## WORK ORDER:
Which lines of the data contain the string "strikes"? Show each of them.

## PROVIDED RECORDS:
....

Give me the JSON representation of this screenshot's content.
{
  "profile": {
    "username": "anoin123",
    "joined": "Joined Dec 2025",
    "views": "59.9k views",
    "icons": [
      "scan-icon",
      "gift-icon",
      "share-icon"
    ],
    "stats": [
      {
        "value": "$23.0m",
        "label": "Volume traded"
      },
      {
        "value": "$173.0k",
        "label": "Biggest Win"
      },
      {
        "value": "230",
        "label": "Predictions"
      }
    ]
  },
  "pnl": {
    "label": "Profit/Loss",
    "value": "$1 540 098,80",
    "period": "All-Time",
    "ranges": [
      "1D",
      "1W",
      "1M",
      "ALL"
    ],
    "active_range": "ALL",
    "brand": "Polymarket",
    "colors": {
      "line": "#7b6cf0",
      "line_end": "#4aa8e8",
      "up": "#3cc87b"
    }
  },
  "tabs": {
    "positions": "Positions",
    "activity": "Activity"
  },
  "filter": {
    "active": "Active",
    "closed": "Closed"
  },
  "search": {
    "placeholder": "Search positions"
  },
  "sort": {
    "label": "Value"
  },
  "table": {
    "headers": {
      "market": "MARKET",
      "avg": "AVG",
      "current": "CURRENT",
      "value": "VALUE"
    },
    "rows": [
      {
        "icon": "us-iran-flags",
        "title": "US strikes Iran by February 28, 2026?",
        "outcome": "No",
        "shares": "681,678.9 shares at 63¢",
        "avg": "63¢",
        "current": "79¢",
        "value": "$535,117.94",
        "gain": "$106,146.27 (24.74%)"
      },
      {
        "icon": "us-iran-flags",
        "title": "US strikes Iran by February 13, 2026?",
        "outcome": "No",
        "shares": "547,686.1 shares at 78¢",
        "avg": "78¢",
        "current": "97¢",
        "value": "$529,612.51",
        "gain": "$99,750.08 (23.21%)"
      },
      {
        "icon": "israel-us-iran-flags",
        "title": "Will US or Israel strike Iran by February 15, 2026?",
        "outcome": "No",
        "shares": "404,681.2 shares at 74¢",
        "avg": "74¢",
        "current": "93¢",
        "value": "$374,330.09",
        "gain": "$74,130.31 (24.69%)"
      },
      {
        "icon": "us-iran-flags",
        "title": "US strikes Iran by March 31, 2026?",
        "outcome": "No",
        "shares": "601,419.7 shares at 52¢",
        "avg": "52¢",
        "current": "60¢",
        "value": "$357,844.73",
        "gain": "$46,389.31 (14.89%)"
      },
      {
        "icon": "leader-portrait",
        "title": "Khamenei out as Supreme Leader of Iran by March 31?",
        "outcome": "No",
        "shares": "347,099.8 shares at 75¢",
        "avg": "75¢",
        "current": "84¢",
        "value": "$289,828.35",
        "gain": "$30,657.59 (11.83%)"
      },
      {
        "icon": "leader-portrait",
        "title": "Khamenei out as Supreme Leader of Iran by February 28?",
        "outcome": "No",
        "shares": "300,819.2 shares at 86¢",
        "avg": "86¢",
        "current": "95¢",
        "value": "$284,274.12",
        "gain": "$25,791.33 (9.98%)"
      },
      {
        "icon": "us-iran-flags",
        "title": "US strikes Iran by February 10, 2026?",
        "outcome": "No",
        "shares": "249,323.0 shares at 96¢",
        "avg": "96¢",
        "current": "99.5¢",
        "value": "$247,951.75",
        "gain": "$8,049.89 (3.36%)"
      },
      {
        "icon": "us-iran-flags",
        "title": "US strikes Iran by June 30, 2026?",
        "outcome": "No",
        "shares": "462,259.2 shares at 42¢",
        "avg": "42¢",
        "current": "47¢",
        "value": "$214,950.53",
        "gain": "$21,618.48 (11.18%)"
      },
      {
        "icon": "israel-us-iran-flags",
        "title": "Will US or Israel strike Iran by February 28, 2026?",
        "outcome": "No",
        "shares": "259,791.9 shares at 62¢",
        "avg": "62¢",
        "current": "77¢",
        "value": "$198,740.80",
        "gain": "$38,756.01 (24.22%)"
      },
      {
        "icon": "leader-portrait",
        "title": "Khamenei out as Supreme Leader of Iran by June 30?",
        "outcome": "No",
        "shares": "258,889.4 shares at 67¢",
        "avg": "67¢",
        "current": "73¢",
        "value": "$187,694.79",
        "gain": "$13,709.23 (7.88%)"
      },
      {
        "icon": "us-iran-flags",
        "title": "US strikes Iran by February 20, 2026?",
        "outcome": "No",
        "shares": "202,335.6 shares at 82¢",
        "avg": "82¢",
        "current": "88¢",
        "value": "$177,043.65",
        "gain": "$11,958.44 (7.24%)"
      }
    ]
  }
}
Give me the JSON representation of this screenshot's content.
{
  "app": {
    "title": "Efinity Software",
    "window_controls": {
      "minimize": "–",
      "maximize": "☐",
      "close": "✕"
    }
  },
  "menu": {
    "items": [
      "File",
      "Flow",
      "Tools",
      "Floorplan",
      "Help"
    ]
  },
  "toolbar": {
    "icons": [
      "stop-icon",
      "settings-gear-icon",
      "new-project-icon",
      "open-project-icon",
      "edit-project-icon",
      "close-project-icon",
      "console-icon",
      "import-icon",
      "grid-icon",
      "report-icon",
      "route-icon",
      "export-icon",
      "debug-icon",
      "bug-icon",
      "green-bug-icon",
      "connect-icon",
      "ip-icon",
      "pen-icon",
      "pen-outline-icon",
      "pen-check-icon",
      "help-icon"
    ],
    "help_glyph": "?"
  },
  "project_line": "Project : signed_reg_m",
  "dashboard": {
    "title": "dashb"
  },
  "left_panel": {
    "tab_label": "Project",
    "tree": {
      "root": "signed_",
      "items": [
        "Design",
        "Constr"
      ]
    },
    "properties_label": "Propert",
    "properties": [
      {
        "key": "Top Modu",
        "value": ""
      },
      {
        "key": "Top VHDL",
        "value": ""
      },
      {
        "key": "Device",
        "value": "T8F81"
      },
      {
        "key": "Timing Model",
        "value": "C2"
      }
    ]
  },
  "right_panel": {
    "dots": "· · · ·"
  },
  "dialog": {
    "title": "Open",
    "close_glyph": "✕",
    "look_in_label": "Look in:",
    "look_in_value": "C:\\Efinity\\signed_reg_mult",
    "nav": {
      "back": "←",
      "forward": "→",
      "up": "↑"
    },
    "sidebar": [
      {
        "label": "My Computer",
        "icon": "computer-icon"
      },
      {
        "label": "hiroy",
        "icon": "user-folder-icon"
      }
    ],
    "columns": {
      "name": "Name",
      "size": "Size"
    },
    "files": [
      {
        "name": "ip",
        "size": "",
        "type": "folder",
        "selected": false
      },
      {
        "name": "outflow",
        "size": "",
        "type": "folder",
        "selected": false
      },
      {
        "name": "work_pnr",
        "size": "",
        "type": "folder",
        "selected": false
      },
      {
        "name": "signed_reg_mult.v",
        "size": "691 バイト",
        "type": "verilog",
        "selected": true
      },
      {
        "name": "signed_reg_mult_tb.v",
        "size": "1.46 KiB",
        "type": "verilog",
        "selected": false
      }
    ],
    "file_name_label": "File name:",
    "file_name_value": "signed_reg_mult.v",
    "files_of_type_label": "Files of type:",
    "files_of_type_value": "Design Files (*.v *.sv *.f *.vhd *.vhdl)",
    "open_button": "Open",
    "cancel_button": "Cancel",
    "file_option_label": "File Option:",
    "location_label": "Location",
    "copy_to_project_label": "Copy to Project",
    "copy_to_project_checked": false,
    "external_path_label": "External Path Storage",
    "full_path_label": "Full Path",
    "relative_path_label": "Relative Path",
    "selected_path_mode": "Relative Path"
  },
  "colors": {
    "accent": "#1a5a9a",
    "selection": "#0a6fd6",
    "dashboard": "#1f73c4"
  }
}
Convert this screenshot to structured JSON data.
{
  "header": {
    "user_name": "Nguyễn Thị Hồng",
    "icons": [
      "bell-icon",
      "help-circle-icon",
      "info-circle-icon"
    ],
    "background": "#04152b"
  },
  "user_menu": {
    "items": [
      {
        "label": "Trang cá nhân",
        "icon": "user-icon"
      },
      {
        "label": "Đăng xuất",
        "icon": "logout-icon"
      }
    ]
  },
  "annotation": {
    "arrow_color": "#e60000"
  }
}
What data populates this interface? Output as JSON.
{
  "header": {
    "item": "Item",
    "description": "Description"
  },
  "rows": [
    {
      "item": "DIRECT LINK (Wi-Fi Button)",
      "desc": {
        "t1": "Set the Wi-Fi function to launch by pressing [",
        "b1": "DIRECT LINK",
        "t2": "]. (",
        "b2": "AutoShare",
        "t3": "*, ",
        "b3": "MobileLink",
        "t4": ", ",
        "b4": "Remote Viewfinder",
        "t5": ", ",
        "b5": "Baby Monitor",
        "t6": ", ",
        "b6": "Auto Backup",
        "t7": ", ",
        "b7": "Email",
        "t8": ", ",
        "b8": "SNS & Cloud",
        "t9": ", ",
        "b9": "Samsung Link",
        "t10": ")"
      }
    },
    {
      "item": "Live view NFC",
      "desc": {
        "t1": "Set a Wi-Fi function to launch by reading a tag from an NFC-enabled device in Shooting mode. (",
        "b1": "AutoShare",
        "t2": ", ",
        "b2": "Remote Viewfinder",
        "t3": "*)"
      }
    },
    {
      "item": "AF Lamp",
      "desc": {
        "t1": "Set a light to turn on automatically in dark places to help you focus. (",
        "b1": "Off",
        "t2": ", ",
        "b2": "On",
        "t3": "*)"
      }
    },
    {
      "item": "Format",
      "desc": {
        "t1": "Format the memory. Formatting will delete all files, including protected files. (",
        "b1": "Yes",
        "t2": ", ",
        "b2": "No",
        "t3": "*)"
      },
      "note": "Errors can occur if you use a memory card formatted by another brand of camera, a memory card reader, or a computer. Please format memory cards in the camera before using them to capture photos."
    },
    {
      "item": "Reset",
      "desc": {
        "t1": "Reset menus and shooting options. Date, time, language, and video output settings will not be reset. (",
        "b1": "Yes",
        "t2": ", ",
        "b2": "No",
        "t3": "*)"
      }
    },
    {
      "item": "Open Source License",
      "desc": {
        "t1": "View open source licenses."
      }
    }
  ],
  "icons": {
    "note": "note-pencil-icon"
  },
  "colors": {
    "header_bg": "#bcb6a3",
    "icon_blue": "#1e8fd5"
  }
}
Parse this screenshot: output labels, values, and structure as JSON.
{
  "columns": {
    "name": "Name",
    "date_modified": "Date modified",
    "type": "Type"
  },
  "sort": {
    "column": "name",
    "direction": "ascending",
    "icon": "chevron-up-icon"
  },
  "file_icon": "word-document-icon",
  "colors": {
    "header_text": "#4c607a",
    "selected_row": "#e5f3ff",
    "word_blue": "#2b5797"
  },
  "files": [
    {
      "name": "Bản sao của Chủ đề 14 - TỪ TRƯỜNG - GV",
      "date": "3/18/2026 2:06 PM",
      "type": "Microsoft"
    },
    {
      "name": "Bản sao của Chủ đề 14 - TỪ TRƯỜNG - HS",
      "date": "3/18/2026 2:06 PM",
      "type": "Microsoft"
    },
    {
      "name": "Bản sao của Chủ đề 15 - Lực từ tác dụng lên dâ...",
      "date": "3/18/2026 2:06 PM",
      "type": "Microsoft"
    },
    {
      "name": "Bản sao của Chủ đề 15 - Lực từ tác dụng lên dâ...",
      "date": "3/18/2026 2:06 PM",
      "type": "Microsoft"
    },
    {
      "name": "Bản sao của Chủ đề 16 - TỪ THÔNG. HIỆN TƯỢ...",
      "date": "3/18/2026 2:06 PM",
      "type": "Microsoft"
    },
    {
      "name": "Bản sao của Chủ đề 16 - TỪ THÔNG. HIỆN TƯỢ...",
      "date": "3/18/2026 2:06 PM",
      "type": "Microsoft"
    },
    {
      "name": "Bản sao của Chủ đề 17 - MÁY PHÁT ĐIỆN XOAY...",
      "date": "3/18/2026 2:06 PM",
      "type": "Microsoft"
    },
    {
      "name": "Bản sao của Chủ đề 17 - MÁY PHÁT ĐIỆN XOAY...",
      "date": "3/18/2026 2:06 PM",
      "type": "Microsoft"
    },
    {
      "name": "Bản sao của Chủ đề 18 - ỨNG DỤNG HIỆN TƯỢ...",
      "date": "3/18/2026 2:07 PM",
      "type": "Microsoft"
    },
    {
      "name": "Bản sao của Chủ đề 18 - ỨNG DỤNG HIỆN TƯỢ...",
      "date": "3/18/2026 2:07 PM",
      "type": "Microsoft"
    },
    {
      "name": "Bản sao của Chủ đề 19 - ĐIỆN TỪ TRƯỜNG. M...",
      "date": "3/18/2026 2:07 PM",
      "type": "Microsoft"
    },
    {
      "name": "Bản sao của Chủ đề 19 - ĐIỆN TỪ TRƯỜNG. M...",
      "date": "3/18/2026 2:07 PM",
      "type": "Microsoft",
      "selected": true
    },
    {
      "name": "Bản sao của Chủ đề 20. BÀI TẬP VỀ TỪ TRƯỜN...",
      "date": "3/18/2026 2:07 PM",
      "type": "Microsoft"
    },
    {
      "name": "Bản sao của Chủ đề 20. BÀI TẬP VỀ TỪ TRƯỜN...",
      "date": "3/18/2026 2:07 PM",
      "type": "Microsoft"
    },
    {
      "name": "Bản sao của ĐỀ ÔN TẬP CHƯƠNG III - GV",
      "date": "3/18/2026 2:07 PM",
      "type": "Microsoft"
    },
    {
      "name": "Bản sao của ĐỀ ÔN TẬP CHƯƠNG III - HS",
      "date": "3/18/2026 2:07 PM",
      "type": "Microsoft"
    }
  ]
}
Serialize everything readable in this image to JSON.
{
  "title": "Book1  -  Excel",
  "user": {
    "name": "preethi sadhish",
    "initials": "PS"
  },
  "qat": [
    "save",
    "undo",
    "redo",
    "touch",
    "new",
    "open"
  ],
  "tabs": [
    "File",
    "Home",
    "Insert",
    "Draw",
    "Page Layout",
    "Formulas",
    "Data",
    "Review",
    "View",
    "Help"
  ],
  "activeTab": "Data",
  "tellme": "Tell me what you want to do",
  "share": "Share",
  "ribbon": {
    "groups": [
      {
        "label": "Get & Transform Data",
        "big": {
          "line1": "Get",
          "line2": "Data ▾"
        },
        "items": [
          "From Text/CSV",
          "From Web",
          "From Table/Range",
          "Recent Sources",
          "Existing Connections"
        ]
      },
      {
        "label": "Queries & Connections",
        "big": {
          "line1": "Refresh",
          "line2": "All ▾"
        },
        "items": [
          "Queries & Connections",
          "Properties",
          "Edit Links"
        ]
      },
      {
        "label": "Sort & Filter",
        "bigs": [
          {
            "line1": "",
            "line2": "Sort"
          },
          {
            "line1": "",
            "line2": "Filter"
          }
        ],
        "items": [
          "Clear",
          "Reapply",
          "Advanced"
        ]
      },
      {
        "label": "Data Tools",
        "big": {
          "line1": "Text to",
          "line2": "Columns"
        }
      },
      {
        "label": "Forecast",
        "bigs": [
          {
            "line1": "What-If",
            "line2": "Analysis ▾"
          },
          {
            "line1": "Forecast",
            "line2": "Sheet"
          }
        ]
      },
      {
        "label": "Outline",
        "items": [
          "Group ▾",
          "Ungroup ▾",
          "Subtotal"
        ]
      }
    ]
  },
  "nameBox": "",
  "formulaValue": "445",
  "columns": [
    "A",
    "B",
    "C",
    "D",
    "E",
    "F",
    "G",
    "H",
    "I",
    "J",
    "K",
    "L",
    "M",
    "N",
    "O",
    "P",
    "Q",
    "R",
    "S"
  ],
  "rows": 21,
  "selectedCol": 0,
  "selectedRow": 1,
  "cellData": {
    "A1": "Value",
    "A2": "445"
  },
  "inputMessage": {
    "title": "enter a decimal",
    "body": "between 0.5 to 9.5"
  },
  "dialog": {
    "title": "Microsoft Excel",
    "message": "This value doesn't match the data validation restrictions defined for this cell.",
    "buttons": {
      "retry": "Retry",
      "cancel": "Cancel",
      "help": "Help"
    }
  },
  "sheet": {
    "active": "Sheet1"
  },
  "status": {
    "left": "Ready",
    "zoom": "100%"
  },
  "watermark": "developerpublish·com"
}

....

## WRITTEN ANSWER:
        "title": "US strikes Iran by February 28, 2026?",
        "title": "US strikes Iran by February 13, 2026?",
        "title": "US strikes Iran by March 31, 2026?",
        "title": "US strikes Iran by February 10, 2026?",
        "title": "US strikes Iran by June 30, 2026?",
        "title": "US strikes Iran by February 20, 2026?",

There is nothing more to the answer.